Rick Bozich on what the Sampson hiring means about the current state of IU hoops
Adrian Wojnarowski's story of how George Mason has won "the right way"
Kirk Bohls' story on the Longhorns' potentail early NBA entries
Scott Fowler on (shockingly) shady dealings by new K-State coach Bob Huggins
Mike Triplett's report on new Saints' coach Sean Payton's feelings regarding new QB Drew Brees*

*The signing of Brees to such a massive deal continues to boggle my mind, especially with the Saints holding the second pick overall.

Three Lingering Issues: Houston Astros

Heading into the 2006 season, the performance of the following three Astros will be most crucial as the Astros attempt to defend their National League pennant:

1. Morgan Ensberg: Coming off a 7-39 "streak" in the NLCS and World Series that was much more painful to watch than the numbers even indicate, the pressure is on the Astros' reigning clean-up hitter to produce like he did for most of the 2005 regular season. Ensberg's patience at the plate is a known strength (85 walks in 2005), but his strikeout total noticeably skyrocketed from 46 in 2004 to 119 in 2005. I am never one to put much emphasis on spring training numbers, but Morgan is currently hitting .149 in 47 spring training at-bats with 12 K's and only one extra-base hit. His incessant need to modify his awkward batting stance has always been a red flag that he lacked true confidence in his natural abilities at the plate and that any success that he enjoyed was more gimmick-based than talent-driven. The 2006 season will be a true test for Mo-E, and it will be interesting to see how long Garner sticks with his All-Star 3B if he gets off to a start in the regular season as miserable as his postseason and spring training performances were.
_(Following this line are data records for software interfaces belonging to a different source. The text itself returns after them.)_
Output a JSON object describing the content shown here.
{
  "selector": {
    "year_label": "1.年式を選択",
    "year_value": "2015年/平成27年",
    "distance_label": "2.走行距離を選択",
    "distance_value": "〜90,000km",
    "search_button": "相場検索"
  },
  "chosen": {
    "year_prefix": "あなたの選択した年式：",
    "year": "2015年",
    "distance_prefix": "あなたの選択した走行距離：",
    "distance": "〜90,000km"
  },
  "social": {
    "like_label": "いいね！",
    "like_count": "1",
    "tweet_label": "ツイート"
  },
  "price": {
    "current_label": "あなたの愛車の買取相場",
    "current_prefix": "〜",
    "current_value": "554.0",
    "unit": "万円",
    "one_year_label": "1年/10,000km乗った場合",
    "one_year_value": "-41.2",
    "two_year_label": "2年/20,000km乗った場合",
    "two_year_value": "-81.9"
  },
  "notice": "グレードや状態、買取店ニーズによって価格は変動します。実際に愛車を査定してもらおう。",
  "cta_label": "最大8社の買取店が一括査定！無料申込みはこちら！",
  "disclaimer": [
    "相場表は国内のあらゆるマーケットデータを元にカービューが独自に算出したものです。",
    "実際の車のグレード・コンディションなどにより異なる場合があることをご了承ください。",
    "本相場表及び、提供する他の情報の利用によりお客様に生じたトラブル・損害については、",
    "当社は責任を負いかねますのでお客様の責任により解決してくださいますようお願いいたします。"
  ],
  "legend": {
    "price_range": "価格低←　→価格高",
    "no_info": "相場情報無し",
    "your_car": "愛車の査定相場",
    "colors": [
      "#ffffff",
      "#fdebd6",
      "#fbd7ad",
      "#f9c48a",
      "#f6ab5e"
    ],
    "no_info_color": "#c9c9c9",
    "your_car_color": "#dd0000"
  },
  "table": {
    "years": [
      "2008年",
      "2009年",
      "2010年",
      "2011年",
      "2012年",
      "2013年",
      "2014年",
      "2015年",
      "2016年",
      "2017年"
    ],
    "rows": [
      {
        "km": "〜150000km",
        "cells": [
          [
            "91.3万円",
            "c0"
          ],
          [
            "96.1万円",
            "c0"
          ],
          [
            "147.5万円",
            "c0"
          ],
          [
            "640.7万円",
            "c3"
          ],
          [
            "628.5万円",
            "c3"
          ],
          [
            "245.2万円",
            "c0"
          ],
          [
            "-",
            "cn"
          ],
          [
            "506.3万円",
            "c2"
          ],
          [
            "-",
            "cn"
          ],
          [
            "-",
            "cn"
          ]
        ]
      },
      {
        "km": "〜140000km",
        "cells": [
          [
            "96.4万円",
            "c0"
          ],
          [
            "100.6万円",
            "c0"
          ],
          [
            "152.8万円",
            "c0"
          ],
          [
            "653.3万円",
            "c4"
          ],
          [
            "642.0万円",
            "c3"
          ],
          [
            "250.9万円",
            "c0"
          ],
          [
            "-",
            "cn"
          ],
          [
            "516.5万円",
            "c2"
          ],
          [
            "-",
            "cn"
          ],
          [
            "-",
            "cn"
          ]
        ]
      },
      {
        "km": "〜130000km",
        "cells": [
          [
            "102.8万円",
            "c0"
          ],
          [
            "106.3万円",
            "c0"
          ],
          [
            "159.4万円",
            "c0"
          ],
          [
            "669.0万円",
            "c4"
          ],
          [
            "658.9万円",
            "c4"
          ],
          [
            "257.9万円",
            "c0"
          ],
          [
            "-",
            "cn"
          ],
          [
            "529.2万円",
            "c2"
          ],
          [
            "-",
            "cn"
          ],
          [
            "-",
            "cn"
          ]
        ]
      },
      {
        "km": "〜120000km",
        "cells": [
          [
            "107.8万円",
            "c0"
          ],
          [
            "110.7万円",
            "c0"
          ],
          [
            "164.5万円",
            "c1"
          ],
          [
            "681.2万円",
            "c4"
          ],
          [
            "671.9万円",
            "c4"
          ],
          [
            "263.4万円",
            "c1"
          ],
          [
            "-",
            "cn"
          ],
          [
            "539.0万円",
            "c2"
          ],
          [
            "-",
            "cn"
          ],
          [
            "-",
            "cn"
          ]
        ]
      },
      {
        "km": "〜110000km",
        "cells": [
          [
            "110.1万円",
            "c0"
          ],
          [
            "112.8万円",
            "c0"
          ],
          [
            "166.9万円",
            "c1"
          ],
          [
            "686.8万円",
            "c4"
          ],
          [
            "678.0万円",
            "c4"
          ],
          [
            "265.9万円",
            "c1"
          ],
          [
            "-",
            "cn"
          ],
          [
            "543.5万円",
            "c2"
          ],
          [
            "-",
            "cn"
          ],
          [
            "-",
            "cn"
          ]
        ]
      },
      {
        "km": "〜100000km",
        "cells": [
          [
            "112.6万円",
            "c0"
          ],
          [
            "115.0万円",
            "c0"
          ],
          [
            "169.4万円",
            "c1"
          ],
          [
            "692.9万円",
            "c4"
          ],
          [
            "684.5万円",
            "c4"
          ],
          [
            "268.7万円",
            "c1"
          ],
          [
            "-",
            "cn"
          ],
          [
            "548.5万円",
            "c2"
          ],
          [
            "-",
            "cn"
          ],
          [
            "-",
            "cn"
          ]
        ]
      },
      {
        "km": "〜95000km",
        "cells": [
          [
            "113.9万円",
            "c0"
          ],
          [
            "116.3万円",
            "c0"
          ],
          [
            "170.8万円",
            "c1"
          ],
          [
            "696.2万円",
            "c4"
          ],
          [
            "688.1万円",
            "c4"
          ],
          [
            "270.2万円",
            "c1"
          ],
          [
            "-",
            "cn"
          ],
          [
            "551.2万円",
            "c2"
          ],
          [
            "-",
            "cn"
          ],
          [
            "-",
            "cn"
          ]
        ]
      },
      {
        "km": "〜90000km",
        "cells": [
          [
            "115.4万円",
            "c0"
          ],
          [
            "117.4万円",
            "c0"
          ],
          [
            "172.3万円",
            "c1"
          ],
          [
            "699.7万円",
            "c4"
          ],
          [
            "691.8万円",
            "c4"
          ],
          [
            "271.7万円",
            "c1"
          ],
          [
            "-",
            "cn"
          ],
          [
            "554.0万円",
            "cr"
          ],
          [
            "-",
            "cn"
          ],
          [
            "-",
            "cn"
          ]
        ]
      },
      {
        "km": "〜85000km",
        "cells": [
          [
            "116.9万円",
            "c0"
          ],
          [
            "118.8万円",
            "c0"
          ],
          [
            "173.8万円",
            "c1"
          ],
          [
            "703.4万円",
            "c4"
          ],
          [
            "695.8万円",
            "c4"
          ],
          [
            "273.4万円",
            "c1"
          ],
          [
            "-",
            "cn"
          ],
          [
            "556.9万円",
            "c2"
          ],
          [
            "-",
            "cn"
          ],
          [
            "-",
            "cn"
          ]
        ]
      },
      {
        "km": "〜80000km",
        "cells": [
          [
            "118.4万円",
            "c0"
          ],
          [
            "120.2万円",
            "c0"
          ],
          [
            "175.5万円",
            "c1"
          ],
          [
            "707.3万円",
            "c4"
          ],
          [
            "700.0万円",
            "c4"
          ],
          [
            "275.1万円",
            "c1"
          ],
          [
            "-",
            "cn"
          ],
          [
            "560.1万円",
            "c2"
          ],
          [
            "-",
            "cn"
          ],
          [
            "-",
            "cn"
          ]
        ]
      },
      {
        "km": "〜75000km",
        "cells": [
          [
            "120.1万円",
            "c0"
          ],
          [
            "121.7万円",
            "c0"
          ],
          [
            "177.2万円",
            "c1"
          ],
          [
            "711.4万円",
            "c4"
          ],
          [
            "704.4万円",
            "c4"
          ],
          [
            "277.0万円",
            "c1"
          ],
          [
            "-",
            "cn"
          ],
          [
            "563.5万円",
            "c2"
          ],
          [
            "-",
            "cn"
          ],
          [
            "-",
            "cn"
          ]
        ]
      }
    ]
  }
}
2. Brandon Backe: Backe continued to enhance his reputation as Houston's own "Mr. October" in the 2005 postseason by winning both of his starts in the NLCS and World Series and allowing a grand total of one run in 12 2/3 innings of work. Unfortunately, Galveston's favorite son has had difficulty repeating such performances between April 1 and September 30 throughout his young pitching career. Backe has never had a WHIP in the bigs under 1.45, and his K/BB ratio took a precipitous dive in 2005. Backe's spring his been forgettable to say the least: 8.87 ERA in 23+ innings, including 11 HR allowed and K/BB count of 11/10. By process of elimination and based on the flashes of promise in the postseason, Backe has been handed the #3 rotation spot, but if he does not start improving his control and missing opposing bats at a better rate soon, he may find himself sliding out of the rotation in Houston and into the rotation in Round Rock. Questions have also been raised about Backe's health by pitching coach Jim Hickey. The Astros' #4 and #5 rotation spots are shaky enough. They can ill-afford to have anything less than an effective #3 if they intend to compete for the postseason again.

3. Tim Purpura: The 2005 season was the most successful in franchise history, and it was also the first at the helm for GM Tim Purpura. Purpura certainly deserves his share of the credit based on his work in years past in the player development realm, but many rumblings were heard heading towards the trade deadline in 2005 as the Astros' hopes were fading and nary a move was made. Throughout the offseason, rumors floated about names like Miguel Tejada and Adam Dunn, but again, nothing truly materialized, aside from the "splash" signings of Preston Wilson and Trever Miller. Purpura does not have the luxuries of Roger Clemens in his rotation, Jeff Bagwell at 1B or lukewarm fan expectations heading into 2006. Clemens is sidelined until at least May, Bagwell is watching games at sports bars and the fans will be clamoring for a repeat of last season's magic. The Astros stockpile of young pitching prospects is well-publicized, and it will be very interesting to see how Purpura manages Patton, Hirsh, Nieve, Barthmeier & Co. during the summer of 2006.